◆ **Try it**
Return exactly the lines of the entries, from the one with "Output a JSON" to the last.

══ Task input ══

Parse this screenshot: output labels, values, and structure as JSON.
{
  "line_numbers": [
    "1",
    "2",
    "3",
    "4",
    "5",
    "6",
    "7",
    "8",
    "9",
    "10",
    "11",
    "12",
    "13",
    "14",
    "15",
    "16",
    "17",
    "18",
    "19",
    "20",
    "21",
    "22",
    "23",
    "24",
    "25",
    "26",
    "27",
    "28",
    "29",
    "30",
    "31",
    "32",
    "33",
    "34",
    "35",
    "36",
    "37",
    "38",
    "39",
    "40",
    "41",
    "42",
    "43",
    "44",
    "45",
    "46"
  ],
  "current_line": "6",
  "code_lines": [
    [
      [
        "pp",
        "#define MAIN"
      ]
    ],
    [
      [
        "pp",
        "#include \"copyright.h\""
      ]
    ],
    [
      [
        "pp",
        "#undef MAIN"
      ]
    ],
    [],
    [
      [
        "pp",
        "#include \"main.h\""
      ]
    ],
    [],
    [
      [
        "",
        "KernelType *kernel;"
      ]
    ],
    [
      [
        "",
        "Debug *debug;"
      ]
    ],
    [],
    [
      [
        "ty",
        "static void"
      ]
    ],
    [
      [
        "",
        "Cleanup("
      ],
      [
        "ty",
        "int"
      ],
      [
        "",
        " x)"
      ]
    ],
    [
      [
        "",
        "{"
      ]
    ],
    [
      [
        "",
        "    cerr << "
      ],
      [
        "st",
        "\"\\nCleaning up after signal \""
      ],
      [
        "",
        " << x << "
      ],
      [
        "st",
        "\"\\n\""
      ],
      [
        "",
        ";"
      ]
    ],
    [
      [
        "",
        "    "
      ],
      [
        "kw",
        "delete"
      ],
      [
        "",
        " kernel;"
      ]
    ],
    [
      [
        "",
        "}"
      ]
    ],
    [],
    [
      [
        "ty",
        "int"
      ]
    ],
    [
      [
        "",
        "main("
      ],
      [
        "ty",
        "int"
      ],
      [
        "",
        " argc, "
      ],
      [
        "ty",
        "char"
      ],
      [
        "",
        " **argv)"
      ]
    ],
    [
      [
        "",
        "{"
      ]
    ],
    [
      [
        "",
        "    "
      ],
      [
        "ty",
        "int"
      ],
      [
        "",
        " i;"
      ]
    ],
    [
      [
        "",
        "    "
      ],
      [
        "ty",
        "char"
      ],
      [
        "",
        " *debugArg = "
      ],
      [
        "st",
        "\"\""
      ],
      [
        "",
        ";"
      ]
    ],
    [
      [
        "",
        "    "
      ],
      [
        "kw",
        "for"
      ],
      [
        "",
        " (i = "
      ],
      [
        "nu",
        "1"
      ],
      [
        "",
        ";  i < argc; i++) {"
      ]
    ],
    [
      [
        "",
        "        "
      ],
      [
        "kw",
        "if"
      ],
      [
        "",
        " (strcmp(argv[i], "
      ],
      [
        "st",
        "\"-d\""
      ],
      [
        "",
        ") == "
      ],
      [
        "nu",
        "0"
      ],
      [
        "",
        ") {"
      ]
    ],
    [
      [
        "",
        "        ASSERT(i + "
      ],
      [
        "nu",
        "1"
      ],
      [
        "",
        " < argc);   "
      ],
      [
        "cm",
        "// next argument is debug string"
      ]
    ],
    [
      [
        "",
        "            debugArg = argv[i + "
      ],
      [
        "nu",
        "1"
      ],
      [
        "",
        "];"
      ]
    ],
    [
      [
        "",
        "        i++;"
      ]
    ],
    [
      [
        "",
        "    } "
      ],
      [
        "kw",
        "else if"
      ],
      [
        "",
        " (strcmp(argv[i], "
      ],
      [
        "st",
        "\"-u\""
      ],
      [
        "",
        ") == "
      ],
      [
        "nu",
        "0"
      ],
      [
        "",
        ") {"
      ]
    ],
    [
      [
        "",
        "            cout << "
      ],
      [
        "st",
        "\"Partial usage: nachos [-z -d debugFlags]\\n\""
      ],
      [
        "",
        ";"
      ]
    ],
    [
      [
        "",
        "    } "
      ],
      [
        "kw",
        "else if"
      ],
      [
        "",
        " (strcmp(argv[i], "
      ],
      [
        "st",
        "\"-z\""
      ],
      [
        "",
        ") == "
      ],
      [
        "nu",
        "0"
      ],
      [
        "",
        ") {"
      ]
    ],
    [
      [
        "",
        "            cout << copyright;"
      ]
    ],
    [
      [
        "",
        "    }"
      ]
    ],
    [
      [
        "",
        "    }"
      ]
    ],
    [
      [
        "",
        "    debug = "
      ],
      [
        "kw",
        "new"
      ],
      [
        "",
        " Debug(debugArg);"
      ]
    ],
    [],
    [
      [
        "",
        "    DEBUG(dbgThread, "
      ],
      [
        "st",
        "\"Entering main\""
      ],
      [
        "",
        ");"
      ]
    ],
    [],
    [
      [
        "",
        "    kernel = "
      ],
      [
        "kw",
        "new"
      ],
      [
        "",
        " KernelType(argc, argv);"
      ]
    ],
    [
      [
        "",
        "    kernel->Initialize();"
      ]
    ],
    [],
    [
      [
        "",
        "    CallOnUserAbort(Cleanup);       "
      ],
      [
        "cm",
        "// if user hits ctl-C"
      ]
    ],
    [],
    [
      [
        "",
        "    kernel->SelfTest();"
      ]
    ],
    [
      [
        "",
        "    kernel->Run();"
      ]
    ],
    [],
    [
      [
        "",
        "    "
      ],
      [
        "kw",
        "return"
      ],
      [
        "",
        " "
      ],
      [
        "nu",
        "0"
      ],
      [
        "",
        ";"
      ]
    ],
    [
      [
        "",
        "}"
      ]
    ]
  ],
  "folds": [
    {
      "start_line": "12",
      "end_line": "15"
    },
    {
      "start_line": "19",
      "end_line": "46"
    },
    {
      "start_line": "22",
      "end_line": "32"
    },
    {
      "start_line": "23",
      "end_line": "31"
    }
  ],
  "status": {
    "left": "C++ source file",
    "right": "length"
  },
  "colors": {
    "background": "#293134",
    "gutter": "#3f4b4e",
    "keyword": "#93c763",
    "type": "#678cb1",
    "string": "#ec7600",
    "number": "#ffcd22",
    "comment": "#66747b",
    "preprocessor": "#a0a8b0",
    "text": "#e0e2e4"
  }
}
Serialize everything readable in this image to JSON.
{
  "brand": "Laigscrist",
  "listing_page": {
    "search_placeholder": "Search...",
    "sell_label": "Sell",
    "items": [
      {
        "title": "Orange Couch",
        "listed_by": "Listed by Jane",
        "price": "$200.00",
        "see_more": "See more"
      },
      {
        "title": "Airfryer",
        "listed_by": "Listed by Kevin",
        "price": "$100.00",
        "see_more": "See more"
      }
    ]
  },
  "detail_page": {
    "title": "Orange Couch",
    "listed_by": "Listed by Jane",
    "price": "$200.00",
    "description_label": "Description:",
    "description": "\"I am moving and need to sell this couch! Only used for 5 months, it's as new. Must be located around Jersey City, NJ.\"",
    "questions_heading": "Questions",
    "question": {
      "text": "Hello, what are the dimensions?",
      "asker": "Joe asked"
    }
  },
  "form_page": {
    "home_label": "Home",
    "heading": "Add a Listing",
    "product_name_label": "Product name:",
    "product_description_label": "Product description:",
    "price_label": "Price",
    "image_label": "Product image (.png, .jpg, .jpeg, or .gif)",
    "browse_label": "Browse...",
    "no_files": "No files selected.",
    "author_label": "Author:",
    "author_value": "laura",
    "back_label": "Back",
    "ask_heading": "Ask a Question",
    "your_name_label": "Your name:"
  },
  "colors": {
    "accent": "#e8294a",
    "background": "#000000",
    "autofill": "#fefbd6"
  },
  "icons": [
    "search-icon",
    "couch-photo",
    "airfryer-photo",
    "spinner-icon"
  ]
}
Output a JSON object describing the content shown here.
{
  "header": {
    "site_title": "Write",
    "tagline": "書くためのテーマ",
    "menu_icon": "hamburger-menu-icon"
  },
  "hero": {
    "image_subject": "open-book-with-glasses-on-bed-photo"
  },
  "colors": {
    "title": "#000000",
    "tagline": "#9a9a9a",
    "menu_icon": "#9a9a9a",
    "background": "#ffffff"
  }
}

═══

◆ **Reply to the exercise**
Output a JSON object describing the content shown here.
{
  "header": {
    "site_title": "Write",
    "tagline": "書くためのテーマ",
    "menu_icon": "hamburger-menu-icon"
  },
  "hero": {
    "image_subject": "open-book-with-glasses-on-bed-photo"
  },
  "colors": {
    "title": "#000000",
    "tagline": "#9a9a9a",
    "menu_icon": "#9a9a9a",
    "background": "#ffffff"
  }
}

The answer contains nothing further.